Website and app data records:
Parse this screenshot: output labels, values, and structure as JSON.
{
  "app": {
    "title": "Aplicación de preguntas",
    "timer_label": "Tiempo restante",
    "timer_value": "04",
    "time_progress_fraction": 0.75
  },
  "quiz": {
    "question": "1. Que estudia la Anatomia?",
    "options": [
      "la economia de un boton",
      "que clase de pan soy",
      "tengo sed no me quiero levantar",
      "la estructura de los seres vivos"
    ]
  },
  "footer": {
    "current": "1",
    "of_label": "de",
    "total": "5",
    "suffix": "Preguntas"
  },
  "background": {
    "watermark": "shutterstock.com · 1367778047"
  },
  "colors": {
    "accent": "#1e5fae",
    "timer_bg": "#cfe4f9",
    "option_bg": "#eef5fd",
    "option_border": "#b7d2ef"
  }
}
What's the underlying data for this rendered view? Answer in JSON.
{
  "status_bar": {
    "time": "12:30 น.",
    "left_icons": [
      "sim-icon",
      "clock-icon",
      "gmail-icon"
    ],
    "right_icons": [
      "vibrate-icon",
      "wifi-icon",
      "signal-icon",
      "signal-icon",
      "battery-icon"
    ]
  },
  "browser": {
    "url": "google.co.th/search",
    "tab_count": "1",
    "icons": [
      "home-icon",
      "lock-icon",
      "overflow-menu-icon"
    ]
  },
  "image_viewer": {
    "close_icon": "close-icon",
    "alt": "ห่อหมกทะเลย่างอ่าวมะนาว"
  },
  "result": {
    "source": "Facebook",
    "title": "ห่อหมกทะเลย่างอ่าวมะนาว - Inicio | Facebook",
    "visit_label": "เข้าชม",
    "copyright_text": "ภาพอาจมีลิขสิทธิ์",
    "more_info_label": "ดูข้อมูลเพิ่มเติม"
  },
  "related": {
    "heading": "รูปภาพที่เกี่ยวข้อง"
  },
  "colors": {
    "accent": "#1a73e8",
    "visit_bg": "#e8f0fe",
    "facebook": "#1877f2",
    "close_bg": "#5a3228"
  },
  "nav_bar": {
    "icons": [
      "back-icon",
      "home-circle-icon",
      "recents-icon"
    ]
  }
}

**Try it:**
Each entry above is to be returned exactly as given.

**Written answer:**
Parse this screenshot: output labels, values, and structure as JSON.
{
  "app": {
    "title": "Aplicación de preguntas",
    "timer_label": "Tiempo restante",
    "timer_value": "04",
    "time_progress_fraction": 0.75
  },
  "quiz": {
    "question": "1. Que estudia la Anatomia?",
    "options": [
      "la economia de un boton",
      "que clase de pan soy",
      "tengo sed no me quiero levantar",
      "la estructura de los seres vivos"
    ]
  },
  "footer": {
    "current": "1",
    "of_label": "de",
    "total": "5",
    "suffix": "Preguntas"
  },
  "background": {
    "watermark": "shutterstock.com · 1367778047"
  },
  "colors": {
    "accent": "#1e5fae",
    "timer_bg": "#cfe4f9",
    "option_bg": "#eef5fd",
    "option_border": "#b7d2ef"
  }
}
What's the underlying data for this rendered view? Answer in JSON.
{
  "status_bar": {
    "time": "12:30 น.",
    "left_icons": [
      "sim-icon",
      "clock-icon",
      "gmail-icon"
    ],
    "right_icons": [
      "vibrate-icon",
      "wifi-icon",
      "signal-icon",
      "signal-icon",
      "battery-icon"
    ]
  },
  "browser": {
    "url": "google.co.th/search",
    "tab_count": "1",
    "icons": [
      "home-icon",
      "lock-icon",
      "overflow-menu-icon"
    ]
  },
  "image_viewer": {
    "close_icon": "close-icon",
    "alt": "ห่อหมกทะเลย่างอ่าวมะนาว"
  },
  "result": {
    "source": "Facebook",
    "title": "ห่อหมกทะเลย่างอ่าวมะนาว - Inicio | Facebook",
    "visit_label": "เข้าชม",
    "copyright_text": "ภาพอาจมีลิขสิทธิ์",
    "more_info_label": "ดูข้อมูลเพิ่มเติม"
  },
  "related": {
    "heading": "รูปภาพที่เกี่ยวข้อง"
  },
  "colors": {
    "accent": "#1a73e8",
    "visit_bg": "#e8f0fe",
    "facebook": "#1877f2",
    "close_bg": "#5a3228"
  },
  "nav_bar": {
    "icons": [
      "back-icon",
      "home-circle-icon",
      "recents-icon"
    ]
  }
}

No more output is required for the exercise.